Philadelphia rap star Tommy Hill – a key member of the group RAM Squad – died Sunday morning, two days after being shot in an apparent robbery outside an East Mount Airy bar, police sources said.
Police say that on Friday around 1:30 a.m., a 36-year-old man was met in the parking lot outside by the bar’s manager after he left the establishment without paying.
Just as the man was about to hand the manager money, authorities say he was approached by three masked gunmen.
Its reported that one of the gunmen allegedly aimed his weapon at the man while the other two grabbed him and pushed him to the ground. The manager told police that he backed away as the suspects began rooting through the man’s pockets. Police tell the Inquirer that the manager then heard a gunshot, prompting him to pull out his own gun. The gunmen began firing at the manager who returned fire. A security guard from the bar joined the manager and began to shoot at the gunmen as well, according to investigators.
Police say one of the gunmen then fled down Mount Pleasant Avenue, another through the rear driveway of the parking lot and the third up Stenton Avenue towards Mount Airy Avenue.

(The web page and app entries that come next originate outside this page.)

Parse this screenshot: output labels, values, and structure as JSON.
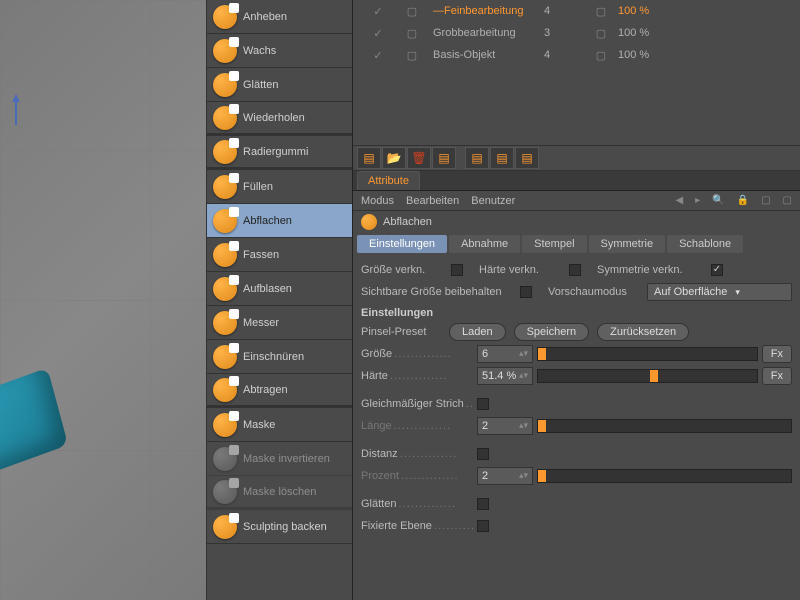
{
  "tools": [
    {
      "label": "Anheben"
    },
    {
      "label": "Wachs"
    },
    {
      "label": "Glätten"
    },
    {
      "label": "Wiederholen",
      "sep": true
    },
    {
      "label": "Radiergummi",
      "sep": true
    },
    {
      "label": "Füllen"
    },
    {
      "label": "Abflachen",
      "selected": true
    },
    {
      "label": "Fassen"
    },
    {
      "label": "Aufblasen"
    },
    {
      "label": "Messer"
    },
    {
      "label": "Einschnüren"
    },
    {
      "label": "Abtragen",
      "sep": true
    },
    {
      "label": "Maske"
    },
    {
      "label": "Maske invertieren",
      "disabled": true,
      "gray": true
    },
    {
      "label": "Maske löschen",
      "disabled": true,
      "gray": true,
      "sep": true
    },
    {
      "label": "Sculpting backen"
    }
  ],
  "table": [
    {
      "chk1": "✓",
      "name": "Feinbearbeitung",
      "n": "4",
      "pct": "100 %",
      "active": true
    },
    {
      "chk1": "✓",
      "name": "Grobbearbeitung",
      "n": "3",
      "pct": "100 %"
    },
    {
      "chk1": "✓",
      "name": "Basis-Objekt",
      "n": "4",
      "pct": "100 %"
    }
  ],
  "toolbar_icons": [
    "📄",
    "📂",
    "🗑",
    "⎘",
    " ",
    "⎘",
    "⎘",
    "⎘"
  ],
  "attr_tab": "Attribute",
  "mode_bar": {
    "a": "Modus",
    "b": "Bearbeiten",
    "c": "Benutzer"
  },
  "header_title": "Abflachen",
  "sub_tabs": [
    "Einstellungen",
    "Abnahme",
    "Stempel",
    "Symmetrie",
    "Schablone"
  ],
  "row1": {
    "a": "Größe verkn.",
    "b": "Härte verkn.",
    "c": "Symmetrie verkn."
  },
  "row2": {
    "a": "Sichtbare Größe beibehalten",
    "b": "Vorschaumodus",
    "c": "Auf Oberfläche"
  },
  "sec_head": "Einstellungen",
  "preset": {
    "label": "Pinsel-Preset",
    "b1": "Laden",
    "b2": "Speichern",
    "b3": "Zurücksetzen"
  },
  "size": {
    "label": "Größe",
    "val": "6",
    "fx": "Fx"
  },
  "hard": {
    "label": "Härte",
    "val": "51.4 %",
    "fx": "Fx"
  },
  "stroke": "Gleichmäßiger Strich",
  "length": {
    "label": "Länge",
    "val": "2"
  },
  "dist": "Distanz",
  "percent": {
    "label": "Prozent",
    "val": "2"
  },
  "smooth": "Glätten",
  "fixed": "Fixierte Ebene"
}
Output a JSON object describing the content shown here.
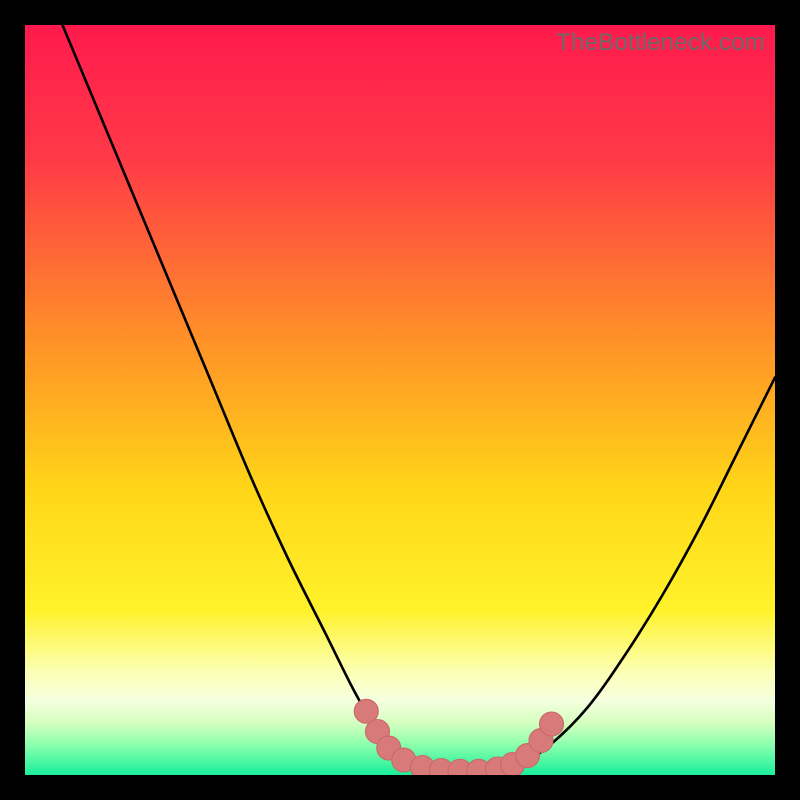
{
  "watermark": "TheBottleneck.com",
  "colors": {
    "frame": "#000000",
    "gradient_stops": [
      {
        "pos": 0.0,
        "color": "#ff1a4d"
      },
      {
        "pos": 0.18,
        "color": "#ff3a47"
      },
      {
        "pos": 0.4,
        "color": "#ff8a2a"
      },
      {
        "pos": 0.62,
        "color": "#ffd618"
      },
      {
        "pos": 0.78,
        "color": "#fff22a"
      },
      {
        "pos": 0.86,
        "color": "#fcffb0"
      },
      {
        "pos": 0.9,
        "color": "#f6ffe0"
      },
      {
        "pos": 0.93,
        "color": "#d6ffc0"
      },
      {
        "pos": 0.96,
        "color": "#8affac"
      },
      {
        "pos": 1.0,
        "color": "#18ef9a"
      }
    ],
    "curve": "#000000",
    "marker_fill": "#d87a7a",
    "marker_stroke": "#c96969"
  },
  "chart_data": {
    "type": "line",
    "title": "",
    "xlabel": "",
    "ylabel": "",
    "xlim": [
      0,
      100
    ],
    "ylim": [
      0,
      100
    ],
    "series": [
      {
        "name": "bottleneck-curve",
        "x": [
          5,
          10,
          15,
          20,
          25,
          30,
          35,
          40,
          44,
          47,
          50,
          53,
          56,
          60,
          62,
          66,
          70,
          75,
          80,
          85,
          90,
          95,
          100
        ],
        "y": [
          100,
          88,
          76,
          64,
          52,
          40,
          29,
          19,
          11,
          6,
          3,
          1.2,
          0.6,
          0.5,
          0.6,
          1.4,
          4,
          9,
          16,
          24,
          33,
          43,
          53
        ]
      }
    ],
    "markers": [
      {
        "x": 45.5,
        "y": 8.5,
        "r": 1.6
      },
      {
        "x": 47.0,
        "y": 5.8,
        "r": 1.6
      },
      {
        "x": 48.5,
        "y": 3.6,
        "r": 1.6
      },
      {
        "x": 50.5,
        "y": 2.0,
        "r": 1.6
      },
      {
        "x": 53.0,
        "y": 1.0,
        "r": 1.6
      },
      {
        "x": 55.5,
        "y": 0.6,
        "r": 1.6
      },
      {
        "x": 58.0,
        "y": 0.5,
        "r": 1.6
      },
      {
        "x": 60.5,
        "y": 0.5,
        "r": 1.6
      },
      {
        "x": 63.0,
        "y": 0.8,
        "r": 1.6
      },
      {
        "x": 65.0,
        "y": 1.4,
        "r": 1.6
      },
      {
        "x": 67.0,
        "y": 2.6,
        "r": 1.6
      },
      {
        "x": 68.8,
        "y": 4.6,
        "r": 1.6
      },
      {
        "x": 70.2,
        "y": 6.8,
        "r": 1.6
      }
    ]
  }
}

Neither the manager nor the security guard were harmed during the shootout. The victim, however, was struck in the chest and lower body. He was rushed to a local hospital in critical condition. Police say he died from his injuries early Sunday morning.
Hill, whose given name was John Wilson, had been living in Atlanta since serving two years in prison on federal drug charges and since the RAM Squad’s breakup.
Hill launched his career in the late 1990s with the help of former mob boss Joseph “Skinny Joey” Merlino, and federal authorities later pressured him to cooperate with investigations into drug dealing and City Hall corruption.
He told the Inquirer police last year he had rebuffed those overtures, but he testified in 2004 against a trio of Kensington crack dealers accused of amassing an arsenal of weaponry to protect their turf.
Hill, 36, began serving his prison sentence that same year for selling crack.
“When he came out, I had a long talk with him about what I thought he needed to do to straighten out his life,” said Bernie Resnick, an entertainment lawyer who had worked with Hill since the late 1990s. “He was listening, or at least I thought he was listening.”
Resnick, who said he learned of Hill’s death from another client, said he told Hill to work in the background as a songwriter, promoter, and marketer of new talent. Hill appeared to have been following that advice – he started a company, 34th Floor Entertainment, and worked mostly with artists in Atlanta and North Carolina.
“Because of the nature of the testimony he gave . . . he was going to have a target on his back for a very long time,” Resnick said. “Of course, Tommy had trouble doing anything in the background.”
Tommy was most recently known for his online attacks of fellow Philly rapper Beanie Sigel. In one clip, he can even be seen in front of top Sigel’s New Jersey apartment taunting the rapper.
Besides that he was arrested and accused of assaulting a woman and stealing her purse in Atlanta this past February.